* **TASK DESCRIPTION**
The records below must be output exactly, with no images carried over.

** SUPPLIED MATERIAL follows **

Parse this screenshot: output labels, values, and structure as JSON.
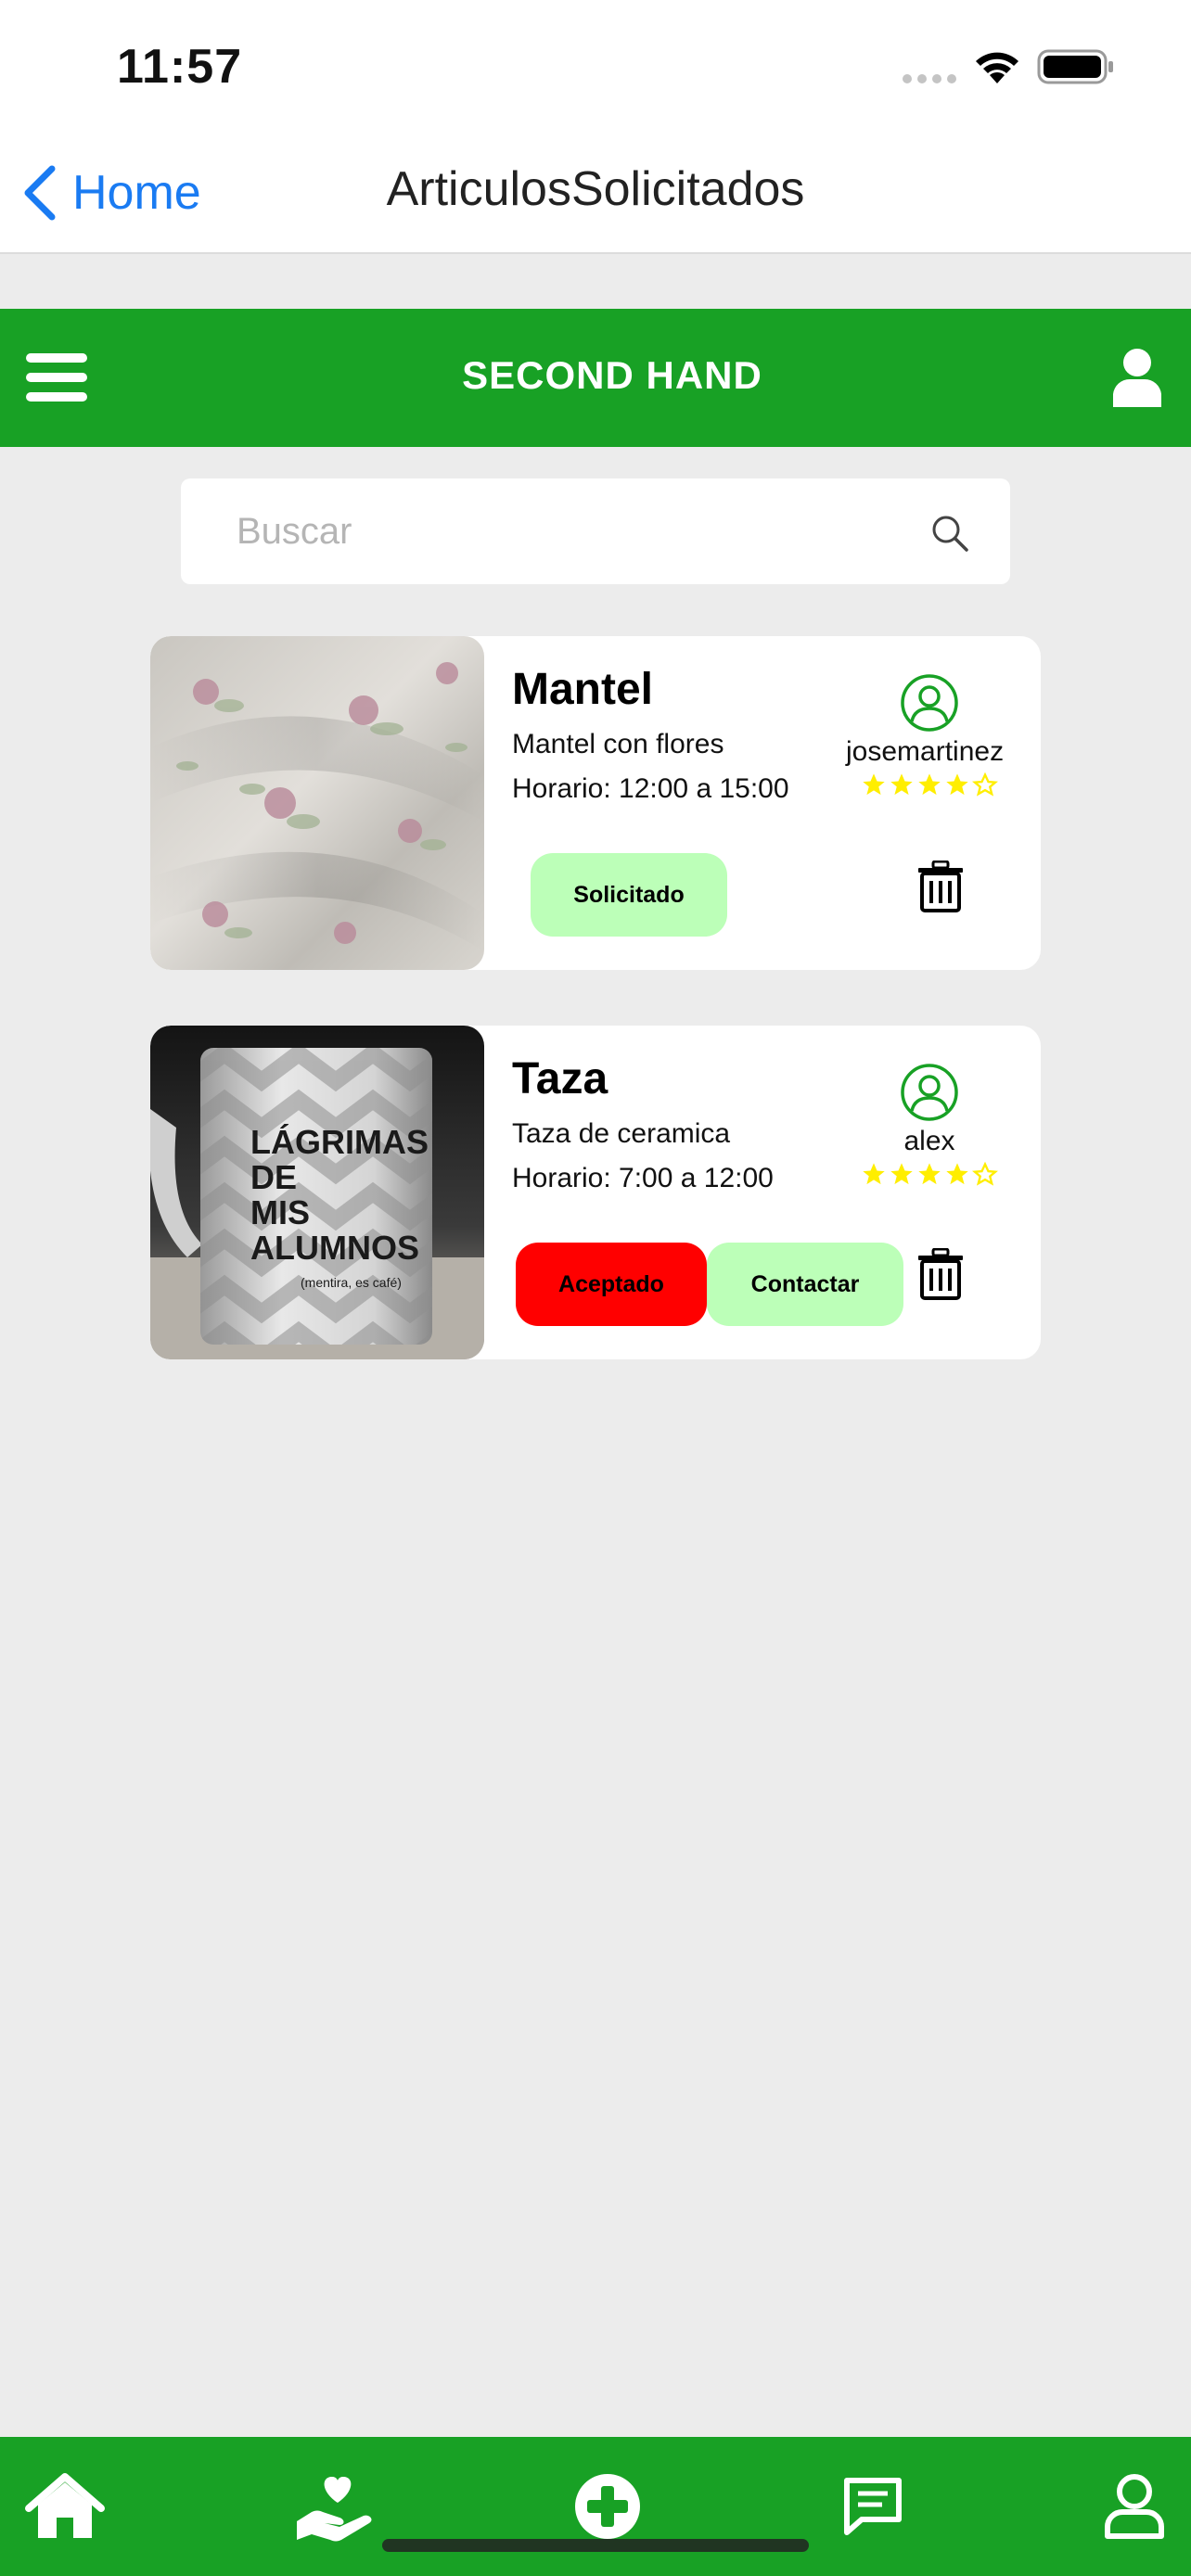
{
  "status_bar": {
    "time": "11:57"
  },
  "nav": {
    "back_label": "Home",
    "title": "ArticulosSolicitados"
  },
  "header": {
    "title": "SECOND HAND"
  },
  "search": {
    "placeholder": "Buscar"
  },
  "colors": {
    "brand_green": "#18a125",
    "light_green": "#bcffb8",
    "red": "#ff0000",
    "star_yellow": "#ffee00",
    "ios_blue": "#1a7bf2"
  },
  "items": [
    {
      "title": "Mantel",
      "description": "Mantel con flores",
      "hours": "Horario: 12:00 a 15:00",
      "user": "josemartinez",
      "rating": 4,
      "rating_max": 5,
      "buttons": [
        {
          "label": "Solicitado",
          "style": "green"
        }
      ]
    },
    {
      "title": "Taza",
      "description": "Taza de ceramica",
      "hours": "Horario: 7:00 a 12:00",
      "user": "alex",
      "rating": 4,
      "rating_max": 5,
      "buttons": [
        {
          "label": "Aceptado",
          "style": "red"
        },
        {
          "label": "Contactar",
          "style": "green"
        }
      ],
      "mug_text": [
        "LÁGRIMAS",
        "DE",
        "MIS",
        "ALUMNOS",
        "(mentira, es café)"
      ]
    }
  ],
  "tabs": [
    {
      "name": "home",
      "icon": "home-icon"
    },
    {
      "name": "donate",
      "icon": "hand-heart-icon"
    },
    {
      "name": "add",
      "icon": "plus-circle-icon"
    },
    {
      "name": "messages",
      "icon": "chat-icon"
    },
    {
      "name": "profile",
      "icon": "person-icon"
    }
  ]
}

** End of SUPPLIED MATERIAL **

* **TASK RESULT**
Parse this screenshot: output labels, values, and structure as JSON.
{
  "status_bar": {
    "time": "11:57"
  },
  "nav": {
    "back_label": "Home",
    "title": "ArticulosSolicitados"
  },
  "header": {
    "title": "SECOND HAND"
  },
  "search": {
    "placeholder": "Buscar"
  },
  "colors": {
    "brand_green": "#18a125",
    "light_green": "#bcffb8",
    "red": "#ff0000",
    "star_yellow": "#ffee00",
    "ios_blue": "#1a7bf2"
  },
  "items": [
    {
      "title": "Mantel",
      "description": "Mantel con flores",
      "hours": "Horario: 12:00 a 15:00",
      "user": "josemartinez",
      "rating": 4,
      "rating_max": 5,
      "buttons": [
        {
          "label": "Solicitado",
          "style": "green"
        }
      ]
    },
    {
      "title": "Taza",
      "description": "Taza de ceramica",
      "hours": "Horario: 7:00 a 12:00",
      "user": "alex",
      "rating": 4,
      "rating_max": 5,
      "buttons": [
        {
          "label": "Aceptado",
          "style": "red"
        },
        {
          "label": "Contactar",
          "style": "green"
        }
      ],
      "mug_text": [
        "LÁGRIMAS",
        "DE",
        "MIS",
        "ALUMNOS",
        "(mentira, es café)"
      ]
    }
  ],
  "tabs": [
    {
      "name": "home",
      "icon": "home-icon"
    },
    {
      "name": "donate",
      "icon": "hand-heart-icon"
    },
    {
      "name": "add",
      "icon": "plus-circle-icon"
    },
    {
      "name": "messages",
      "icon": "chat-icon"
    },
    {
      "name": "profile",
      "icon": "person-icon"
    }
  ]
}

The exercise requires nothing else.